### Stored dataset items
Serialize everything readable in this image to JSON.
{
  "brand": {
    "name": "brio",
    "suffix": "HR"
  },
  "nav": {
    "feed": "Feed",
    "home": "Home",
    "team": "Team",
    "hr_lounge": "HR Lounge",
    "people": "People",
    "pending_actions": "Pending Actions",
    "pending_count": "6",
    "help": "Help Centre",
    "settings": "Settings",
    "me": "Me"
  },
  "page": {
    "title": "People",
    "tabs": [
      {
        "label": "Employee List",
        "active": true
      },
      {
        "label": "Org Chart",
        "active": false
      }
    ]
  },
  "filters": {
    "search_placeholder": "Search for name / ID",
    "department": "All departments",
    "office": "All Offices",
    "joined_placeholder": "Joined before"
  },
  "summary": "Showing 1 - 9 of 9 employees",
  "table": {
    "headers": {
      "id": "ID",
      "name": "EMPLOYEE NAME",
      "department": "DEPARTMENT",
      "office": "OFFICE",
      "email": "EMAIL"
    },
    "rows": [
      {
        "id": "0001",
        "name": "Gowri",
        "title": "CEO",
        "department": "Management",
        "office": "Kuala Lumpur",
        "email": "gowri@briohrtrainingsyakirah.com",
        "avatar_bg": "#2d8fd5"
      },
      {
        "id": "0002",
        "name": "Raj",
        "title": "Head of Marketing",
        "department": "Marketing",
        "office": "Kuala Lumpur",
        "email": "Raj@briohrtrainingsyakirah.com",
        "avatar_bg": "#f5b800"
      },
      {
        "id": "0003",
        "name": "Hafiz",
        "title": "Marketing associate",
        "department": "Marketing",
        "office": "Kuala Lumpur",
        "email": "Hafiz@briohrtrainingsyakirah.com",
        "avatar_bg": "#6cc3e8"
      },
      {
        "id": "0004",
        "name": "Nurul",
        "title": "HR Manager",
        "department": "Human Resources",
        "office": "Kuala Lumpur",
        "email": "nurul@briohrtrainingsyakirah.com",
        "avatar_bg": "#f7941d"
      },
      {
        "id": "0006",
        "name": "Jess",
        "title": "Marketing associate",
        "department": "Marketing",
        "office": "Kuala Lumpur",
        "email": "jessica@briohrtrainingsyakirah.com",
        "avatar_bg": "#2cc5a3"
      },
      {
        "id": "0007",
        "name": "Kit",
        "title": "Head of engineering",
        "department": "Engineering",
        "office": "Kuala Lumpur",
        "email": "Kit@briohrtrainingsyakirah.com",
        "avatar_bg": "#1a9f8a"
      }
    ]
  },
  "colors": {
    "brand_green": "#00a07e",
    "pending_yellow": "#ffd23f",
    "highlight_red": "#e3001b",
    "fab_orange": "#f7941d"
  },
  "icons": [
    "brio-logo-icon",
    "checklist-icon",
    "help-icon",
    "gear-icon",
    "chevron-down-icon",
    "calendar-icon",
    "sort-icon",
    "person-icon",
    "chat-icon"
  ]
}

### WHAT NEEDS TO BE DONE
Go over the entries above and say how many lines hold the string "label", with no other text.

### TASK ANSWER
2